▶ _WHAT YOU HAVE TO DO_:
Leave out the pictures and give back all the entries exactly as written.

▶ _DATA SHOWN_:
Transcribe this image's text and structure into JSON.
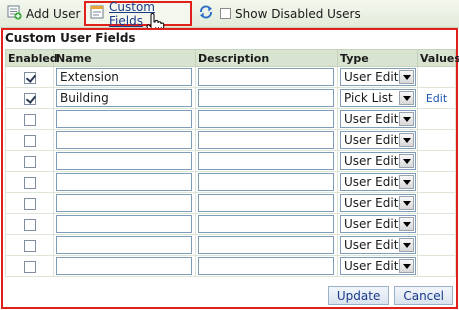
{
  "toolbar": {
    "add_user_label": "Add User",
    "custom_fields_label": "Custom Fields",
    "show_disabled_label": "Show Disabled Users"
  },
  "panel": {
    "title": "Custom User Fields",
    "columns": {
      "enabled": "Enabled",
      "name": "Name",
      "description": "Description",
      "type": "Type",
      "values": "Values"
    },
    "rows": [
      {
        "enabled": true,
        "name": "Extension",
        "description": "",
        "type": "User Edit",
        "values_link": ""
      },
      {
        "enabled": true,
        "name": "Building",
        "description": "",
        "type": "Pick List",
        "values_link": "Edit"
      },
      {
        "enabled": false,
        "name": "",
        "description": "",
        "type": "User Edit",
        "values_link": ""
      },
      {
        "enabled": false,
        "name": "",
        "description": "",
        "type": "User Edit",
        "values_link": ""
      },
      {
        "enabled": false,
        "name": "",
        "description": "",
        "type": "User Edit",
        "values_link": ""
      },
      {
        "enabled": false,
        "name": "",
        "description": "",
        "type": "User Edit",
        "values_link": ""
      },
      {
        "enabled": false,
        "name": "",
        "description": "",
        "type": "User Edit",
        "values_link": ""
      },
      {
        "enabled": false,
        "name": "",
        "description": "",
        "type": "User Edit",
        "values_link": ""
      },
      {
        "enabled": false,
        "name": "",
        "description": "",
        "type": "User Edit",
        "values_link": ""
      },
      {
        "enabled": false,
        "name": "",
        "description": "",
        "type": "User Edit",
        "values_link": ""
      }
    ],
    "update_label": "Update",
    "cancel_label": "Cancel"
  },
  "colors": {
    "highlight_border": "#e0201a",
    "header_bg": "#d8e4cf",
    "link": "#1a55b0"
  },
  "icons": {
    "add_user": "add-user-icon",
    "custom_fields": "custom-fields-icon",
    "refresh": "refresh-icon",
    "cursor": "hand-pointer-icon"
  }
}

▶ _THE ANSWER_:
Transcribe this image's text and structure into JSON.
{
  "toolbar": {
    "add_user_label": "Add User",
    "custom_fields_label": "Custom Fields",
    "show_disabled_label": "Show Disabled Users"
  },
  "panel": {
    "title": "Custom User Fields",
    "columns": {
      "enabled": "Enabled",
      "name": "Name",
      "description": "Description",
      "type": "Type",
      "values": "Values"
    },
    "rows": [
      {
        "enabled": true,
        "name": "Extension",
        "description": "",
        "type": "User Edit",
        "values_link": ""
      },
      {
        "enabled": true,
        "name": "Building",
        "description": "",
        "type": "Pick List",
        "values_link": "Edit"
      },
      {
        "enabled": false,
        "name": "",
        "description": "",
        "type": "User Edit",
        "values_link": ""
      },
      {
        "enabled": false,
        "name": "",
        "description": "",
        "type": "User Edit",
        "values_link": ""
      },
      {
        "enabled": false,
        "name": "",
        "description": "",
        "type": "User Edit",
        "values_link": ""
      },
      {
        "enabled": false,
        "name": "",
        "description": "",
        "type": "User Edit",
        "values_link": ""
      },
      {
        "enabled": false,
        "name": "",
        "description": "",
        "type": "User Edit",
        "values_link": ""
      },
      {
        "enabled": false,
        "name": "",
        "description": "",
        "type": "User Edit",
        "values_link": ""
      },
      {
        "enabled": false,
        "name": "",
        "description": "",
        "type": "User Edit",
        "values_link": ""
      },
      {
        "enabled": false,
        "name": "",
        "description": "",
        "type": "User Edit",
        "values_link": ""
      }
    ],
    "update_label": "Update",
    "cancel_label": "Cancel"
  },
  "colors": {
    "highlight_border": "#e0201a",
    "header_bg": "#d8e4cf",
    "link": "#1a55b0"
  },
  "icons": {
    "add_user": "add-user-icon",
    "custom_fields": "custom-fields-icon",
    "refresh": "refresh-icon",
    "cursor": "hand-pointer-icon"
  }
}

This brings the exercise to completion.